• EXERCISE:
Identify each line in the records below that contains the word "kind", and copy it.

====================

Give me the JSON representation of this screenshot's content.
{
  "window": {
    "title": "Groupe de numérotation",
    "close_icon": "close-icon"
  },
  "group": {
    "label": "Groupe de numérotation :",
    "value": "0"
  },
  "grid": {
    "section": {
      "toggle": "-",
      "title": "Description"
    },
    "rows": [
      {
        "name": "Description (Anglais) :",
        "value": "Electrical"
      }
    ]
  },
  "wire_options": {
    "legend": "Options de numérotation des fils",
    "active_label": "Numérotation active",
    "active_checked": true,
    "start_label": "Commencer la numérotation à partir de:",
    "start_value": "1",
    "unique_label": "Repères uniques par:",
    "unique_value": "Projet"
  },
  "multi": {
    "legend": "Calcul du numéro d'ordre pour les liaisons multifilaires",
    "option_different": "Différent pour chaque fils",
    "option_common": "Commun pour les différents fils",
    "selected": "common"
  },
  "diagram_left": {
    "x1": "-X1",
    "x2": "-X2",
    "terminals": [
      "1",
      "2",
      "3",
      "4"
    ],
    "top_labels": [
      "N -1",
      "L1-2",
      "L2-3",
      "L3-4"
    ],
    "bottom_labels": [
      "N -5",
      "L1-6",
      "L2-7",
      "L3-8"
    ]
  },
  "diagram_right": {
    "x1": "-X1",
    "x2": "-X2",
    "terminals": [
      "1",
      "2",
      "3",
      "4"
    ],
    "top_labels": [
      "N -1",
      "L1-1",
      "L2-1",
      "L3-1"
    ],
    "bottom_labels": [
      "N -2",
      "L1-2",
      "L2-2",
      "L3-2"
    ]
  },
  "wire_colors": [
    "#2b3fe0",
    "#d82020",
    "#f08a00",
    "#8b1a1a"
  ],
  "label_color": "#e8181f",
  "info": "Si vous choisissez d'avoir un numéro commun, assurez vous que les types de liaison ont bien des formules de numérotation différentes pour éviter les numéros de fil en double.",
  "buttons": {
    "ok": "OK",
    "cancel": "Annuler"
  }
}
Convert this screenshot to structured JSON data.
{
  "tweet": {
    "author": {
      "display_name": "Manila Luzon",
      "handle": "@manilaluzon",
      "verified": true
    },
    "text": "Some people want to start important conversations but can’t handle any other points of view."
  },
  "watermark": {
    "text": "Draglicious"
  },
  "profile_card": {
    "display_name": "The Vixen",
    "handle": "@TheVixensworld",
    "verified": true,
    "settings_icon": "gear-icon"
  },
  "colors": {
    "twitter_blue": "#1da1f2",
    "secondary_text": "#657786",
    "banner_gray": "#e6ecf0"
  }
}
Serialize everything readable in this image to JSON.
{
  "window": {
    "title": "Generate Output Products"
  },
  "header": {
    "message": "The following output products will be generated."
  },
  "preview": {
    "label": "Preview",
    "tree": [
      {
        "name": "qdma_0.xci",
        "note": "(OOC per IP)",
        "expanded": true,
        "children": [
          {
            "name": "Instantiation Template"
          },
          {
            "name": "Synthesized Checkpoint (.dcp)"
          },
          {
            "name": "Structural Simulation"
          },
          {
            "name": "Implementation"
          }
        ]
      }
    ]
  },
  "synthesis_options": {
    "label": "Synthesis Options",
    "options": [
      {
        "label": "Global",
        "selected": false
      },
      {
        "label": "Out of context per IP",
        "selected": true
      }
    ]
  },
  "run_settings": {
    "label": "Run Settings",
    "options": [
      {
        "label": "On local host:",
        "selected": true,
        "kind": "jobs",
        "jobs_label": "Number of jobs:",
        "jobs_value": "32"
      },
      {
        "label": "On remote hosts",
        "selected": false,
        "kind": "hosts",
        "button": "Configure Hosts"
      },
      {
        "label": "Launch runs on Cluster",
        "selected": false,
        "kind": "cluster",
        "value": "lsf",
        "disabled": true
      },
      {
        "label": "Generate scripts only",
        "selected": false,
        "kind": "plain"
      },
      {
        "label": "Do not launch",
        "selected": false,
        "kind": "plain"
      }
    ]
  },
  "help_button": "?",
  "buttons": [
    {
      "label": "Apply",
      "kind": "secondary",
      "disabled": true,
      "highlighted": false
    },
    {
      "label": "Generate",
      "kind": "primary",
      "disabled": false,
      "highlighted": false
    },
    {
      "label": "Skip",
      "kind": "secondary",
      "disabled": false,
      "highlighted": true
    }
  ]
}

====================

• RESULT BELOW:
        "kind": "jobs",
        "kind": "hosts",
        "kind": "cluster",
        "kind": "plain"
        "kind": "plain"
      "kind": "secondary",
      "kind": "primary",
      "kind": "secondary",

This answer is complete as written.